*** DATASET RECORDS Section Begins ***

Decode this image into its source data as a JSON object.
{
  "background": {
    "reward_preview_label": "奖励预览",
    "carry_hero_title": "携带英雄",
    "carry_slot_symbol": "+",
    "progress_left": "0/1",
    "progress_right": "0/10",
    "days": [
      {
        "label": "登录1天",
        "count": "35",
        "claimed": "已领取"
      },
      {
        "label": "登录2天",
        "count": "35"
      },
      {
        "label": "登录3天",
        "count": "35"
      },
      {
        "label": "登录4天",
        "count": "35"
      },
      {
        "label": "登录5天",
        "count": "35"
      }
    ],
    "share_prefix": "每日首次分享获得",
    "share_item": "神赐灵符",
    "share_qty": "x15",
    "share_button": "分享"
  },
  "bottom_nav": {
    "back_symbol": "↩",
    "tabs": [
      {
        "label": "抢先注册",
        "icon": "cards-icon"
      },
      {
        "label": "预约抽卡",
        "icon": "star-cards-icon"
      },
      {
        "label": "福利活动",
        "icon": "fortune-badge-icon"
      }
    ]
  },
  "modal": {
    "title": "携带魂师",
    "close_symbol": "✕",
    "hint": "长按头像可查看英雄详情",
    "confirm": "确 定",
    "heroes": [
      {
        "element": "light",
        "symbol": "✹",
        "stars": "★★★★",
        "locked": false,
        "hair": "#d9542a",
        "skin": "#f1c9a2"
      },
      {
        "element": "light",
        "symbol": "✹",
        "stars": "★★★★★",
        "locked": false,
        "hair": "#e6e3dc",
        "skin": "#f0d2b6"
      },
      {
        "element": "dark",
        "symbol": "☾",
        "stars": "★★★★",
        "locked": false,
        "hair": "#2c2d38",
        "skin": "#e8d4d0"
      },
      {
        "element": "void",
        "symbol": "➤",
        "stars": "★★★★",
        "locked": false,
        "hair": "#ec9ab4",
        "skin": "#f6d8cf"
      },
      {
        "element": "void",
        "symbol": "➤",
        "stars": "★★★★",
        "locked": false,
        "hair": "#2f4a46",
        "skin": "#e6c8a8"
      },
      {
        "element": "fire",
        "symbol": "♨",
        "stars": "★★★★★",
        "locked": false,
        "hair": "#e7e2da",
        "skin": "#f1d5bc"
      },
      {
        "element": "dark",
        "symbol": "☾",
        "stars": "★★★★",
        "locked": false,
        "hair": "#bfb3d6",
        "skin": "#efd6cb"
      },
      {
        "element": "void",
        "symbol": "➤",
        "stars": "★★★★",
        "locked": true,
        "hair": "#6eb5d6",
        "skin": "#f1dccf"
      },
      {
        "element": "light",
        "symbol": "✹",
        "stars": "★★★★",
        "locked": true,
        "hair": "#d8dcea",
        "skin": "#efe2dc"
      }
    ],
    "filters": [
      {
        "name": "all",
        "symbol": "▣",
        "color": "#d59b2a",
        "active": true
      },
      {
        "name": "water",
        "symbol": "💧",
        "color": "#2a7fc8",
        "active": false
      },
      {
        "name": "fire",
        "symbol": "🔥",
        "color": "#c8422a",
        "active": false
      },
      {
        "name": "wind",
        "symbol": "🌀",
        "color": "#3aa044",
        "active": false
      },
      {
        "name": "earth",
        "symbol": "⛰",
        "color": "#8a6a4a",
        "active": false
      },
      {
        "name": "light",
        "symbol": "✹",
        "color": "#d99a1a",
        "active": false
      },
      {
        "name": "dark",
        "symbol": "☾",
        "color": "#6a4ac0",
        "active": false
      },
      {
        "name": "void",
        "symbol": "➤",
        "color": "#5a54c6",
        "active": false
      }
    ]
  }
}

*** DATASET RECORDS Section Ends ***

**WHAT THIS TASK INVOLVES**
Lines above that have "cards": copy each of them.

**EXERCISE RESPONSE**
        "icon": "cards-icon"
        "icon": "star-cards-icon"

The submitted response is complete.